Best Position To SleepAccording to the findings of a recent study, sleeping on the back should be considered the best position to sleep. This position allows total relaxation of our neck and spine, it helps us to find the most comfortable position for our head as well. Also, experts say that this is the best position to slow down formation of wrinkles on our face and prevent acid reflux. However, those who suffer from such sleep disorders as snoring or sleep apnea should avoid sleeping on the back because this position is not favorable for the mentioned conditions and can contribute in making then even worse.

Side-sleeping is also considered a great position for a good night’s sleep. This best position to sleep allows us stretch and completely relax our spine, prevent back or neck pains, decrease snoring and prevent acid reflux. side sleepingThe position on the side is recommended to pregnant women as it helps to improve blood flow to the baby. Specialists suggest that women on the latest stages of pregnancy should choose to sleep on the left side. At the same time, side-sleeping is linked to increased pressure on the shoulders, therefore, those who like sleeping on the side should stretch their shoulders in order to prevent pains and muscle soreness.

As the study have shown, stomach-sleeping should be considered the worst position to sleep. Those who like sleeping this way have minimized risks of suffer from snoring and sleep apnea, but along with that, stomach-sleeping is liked to elevated chances to suffer from neck and back pains, tightness, stiffness and numbness, higher risks to develop wrinkles and breast sagging. This position is not recommended due to extra pressure to the digestive system, too, and it can lead to irritated nerves and other unwanted health conditions.
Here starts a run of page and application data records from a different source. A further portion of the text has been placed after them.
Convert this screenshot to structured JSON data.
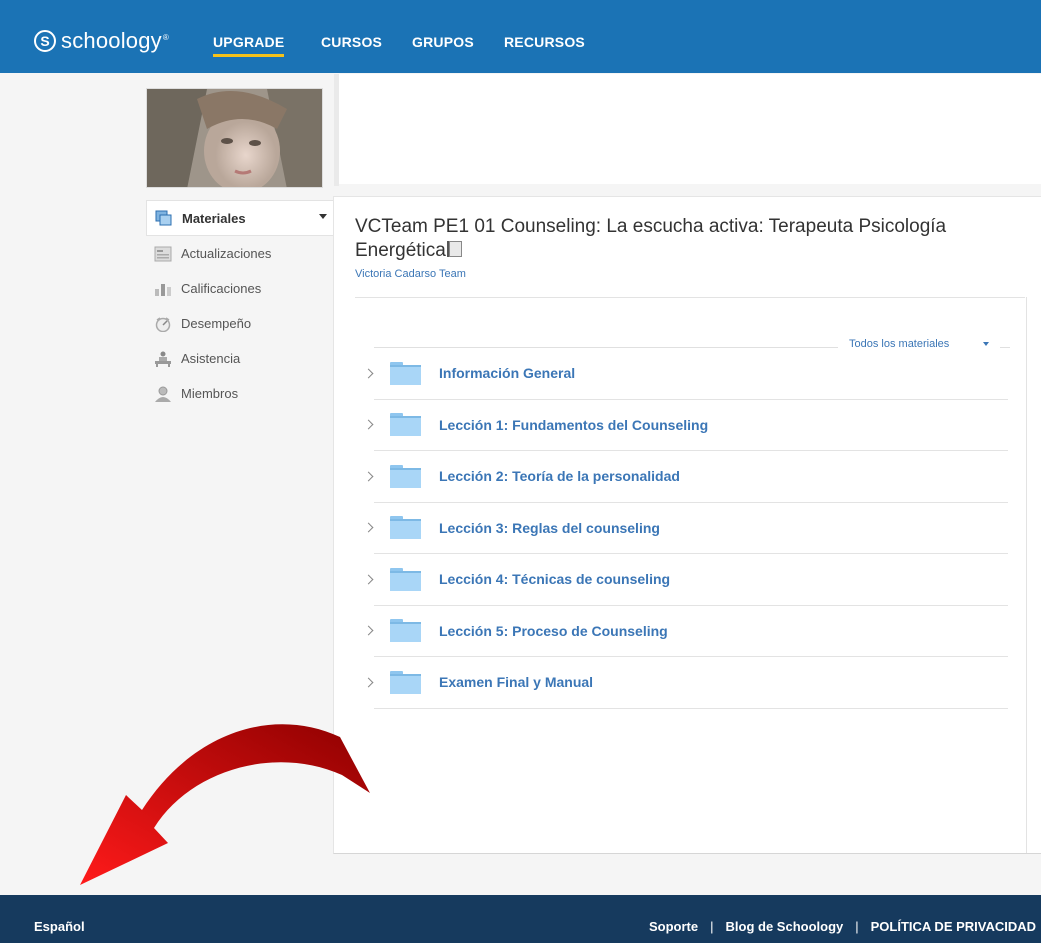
{
  "nav": {
    "logo": "schoology",
    "items": [
      {
        "label": "UPGRADE",
        "active": true
      },
      {
        "label": "CURSOS"
      },
      {
        "label": "GRUPOS"
      },
      {
        "label": "RECURSOS"
      }
    ]
  },
  "sidebar": {
    "items": [
      {
        "label": "Materiales",
        "icon": "materials-icon",
        "active": true
      },
      {
        "label": "Actualizaciones",
        "icon": "updates-icon"
      },
      {
        "label": "Calificaciones",
        "icon": "grades-icon"
      },
      {
        "label": "Desempeño",
        "icon": "performance-icon"
      },
      {
        "label": "Asistencia",
        "icon": "attendance-icon"
      },
      {
        "label": "Miembros",
        "icon": "members-icon"
      }
    ]
  },
  "course": {
    "title": "VCTeam PE1 01 Counseling: La escucha activa: Terapeuta Psicología Energética",
    "author": "Victoria Cadarso Team"
  },
  "filter": {
    "label": "Todos los materiales"
  },
  "folders": [
    "Información General",
    "Lección 1: Fundamentos del Counseling",
    "Lección 2: Teoría de la personalidad",
    "Lección 3: Reglas del counseling",
    "Lección 4: Técnicas de counseling",
    "Lección 5: Proceso de Counseling",
    "Examen Final y Manual"
  ],
  "footer": {
    "language": "Español",
    "links": [
      "Soporte",
      "Blog de Schoology",
      "POLÍTICA DE PRIVACIDAD"
    ],
    "separator": "|"
  },
  "colors": {
    "topbar": "#1b73b5",
    "accent": "#f6c21a",
    "link": "#3b76b6",
    "footer": "#163a5e",
    "arrow": "#c40000"
  }
}
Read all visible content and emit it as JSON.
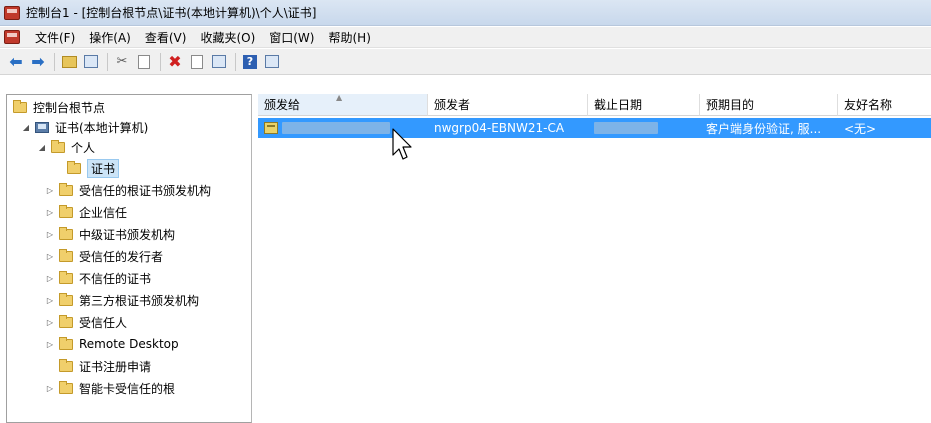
{
  "window": {
    "title": "控制台1 - [控制台根节点\\证书(本地计算机)\\个人\\证书]"
  },
  "menu": [
    "文件(F)",
    "操作(A)",
    "查看(V)",
    "收藏夹(O)",
    "窗口(W)",
    "帮助(H)"
  ],
  "toolbar": {
    "icons": [
      "back-icon",
      "forward-icon",
      "up-folder-icon",
      "show-tree-icon",
      "cut-icon",
      "copy-icon",
      "delete-icon",
      "properties-icon",
      "export-icon",
      "help-icon",
      "console-icon"
    ]
  },
  "tree": {
    "root": "控制台根节点",
    "computer": "证书(本地计算机)",
    "personal": "个人",
    "certs": "证书",
    "stores": [
      "受信任的根证书颁发机构",
      "企业信任",
      "中级证书颁发机构",
      "受信任的发行者",
      "不信任的证书",
      "第三方根证书颁发机构",
      "受信任人",
      "Remote Desktop",
      "证书注册申请",
      "智能卡受信任的根"
    ]
  },
  "list": {
    "columns": [
      "颁发给",
      "颁发者",
      "截止日期",
      "预期目的",
      "友好名称"
    ],
    "rows": [
      {
        "issued_to": "",
        "issued_by": "nwgrp04-EBNW21-CA",
        "expiration": "",
        "purposes": "客户端身份验证, 服...",
        "friendly_name": "<无>"
      }
    ]
  },
  "colors": {
    "selection": "#3399ff",
    "title_bar": "#c8d8ec"
  }
}
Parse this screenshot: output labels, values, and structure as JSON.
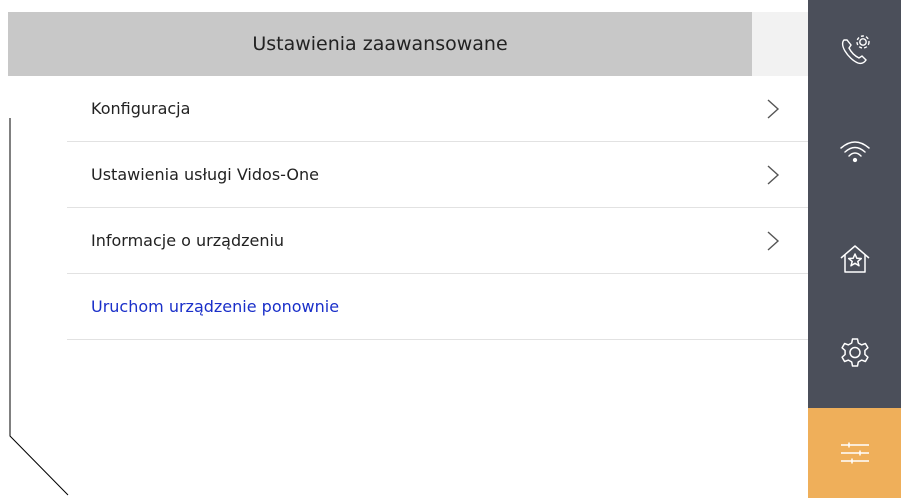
{
  "header": {
    "title": "Ustawienia zaawansowane"
  },
  "menu": {
    "items": [
      {
        "label": "Konfiguracja",
        "has_chevron": true
      },
      {
        "label": "Ustawienia usługi Vidos-One",
        "has_chevron": true
      },
      {
        "label": "Informacje o urządzeniu",
        "has_chevron": true
      },
      {
        "label": "Uruchom urządzenie ponownie",
        "has_chevron": false
      }
    ]
  },
  "sidebar": {
    "items": [
      {
        "icon": "call-settings-icon",
        "active": false
      },
      {
        "icon": "wifi-icon",
        "active": false
      },
      {
        "icon": "home-star-icon",
        "active": false
      },
      {
        "icon": "gear-icon",
        "active": false
      },
      {
        "icon": "sliders-icon",
        "active": true
      }
    ]
  },
  "colors": {
    "sidebar_bg": "#4b4f5a",
    "active_bg": "#efaf5a",
    "header_bg": "#c8c8c8",
    "link_text": "#1a2fc9"
  }
}
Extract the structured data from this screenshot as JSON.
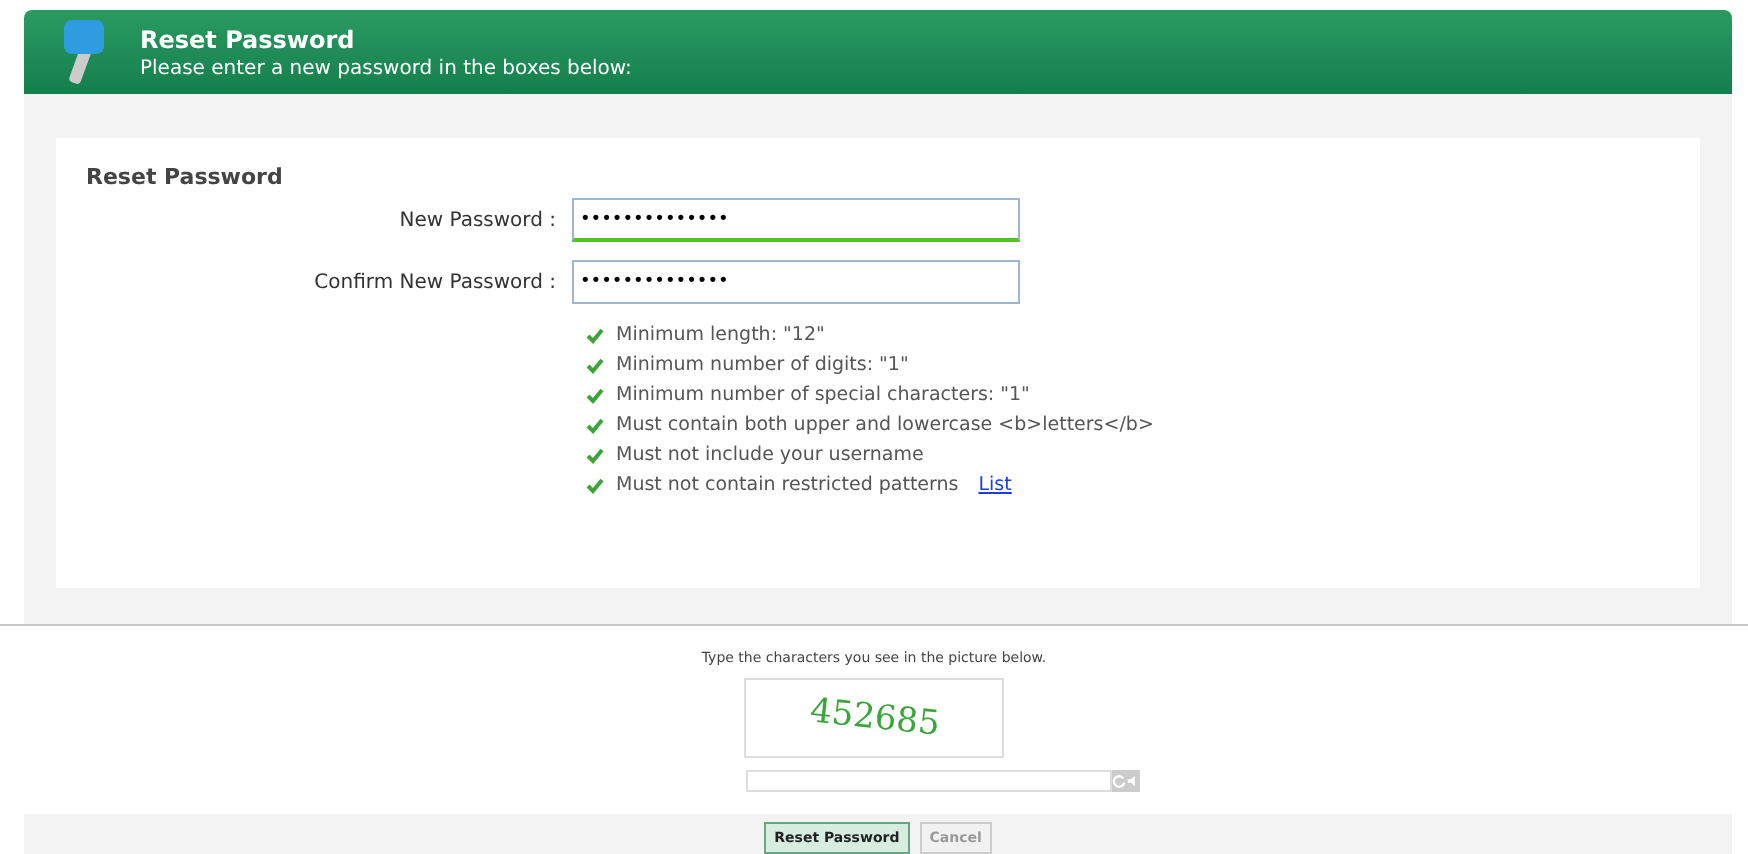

Snoring Affects Our Brain Activity

snoringIt is a known fact that about 25% of men and women above 45 suffer from serious snoring and sleep apnea. At that, about 3% of those experience gasping and numerous interruptions in breathing, which eventually lead to constant sleep interruption at night. Recently, a group of British specialists carried out  a series of researches, which ended up with some disappointing findings. They registered new scientific evidence of the fact that snoring affects our brain activity and increases the risks of having a stroke.

The sleep of 13 volunteers (12 male and 1 female) with heavy forms of snoring (obstructive apnea) was under close observation of the scientists. It was found out that there are certain bio-chemical changes that occur in the brain under effect of snoring. Most likely, the brain is affected by a lack of oxygen caused even by a short interruption of breathing, which occurs in people with sleep apnea. Negative effect of such interruptions in breathing is very strong, that is why the specialists suggest to revise our attitude toward snoring and not to delay treatment of this ailment.

Moreover, obstructive apnea and hypopnea proved to cause decreased blood flow to brain, as well as create extra pressure on the chest and heart. The scientists say that every night the people with obstructive apnea have to fight for breathing with the same efforts as the ones they would have to spend for breathing with a hand over their nose and mouth. According to Dr. Kingman P. Strohl of Case Western Reserve University, reduced blood flow to the brain caused by severe snoring increases risks for stroke.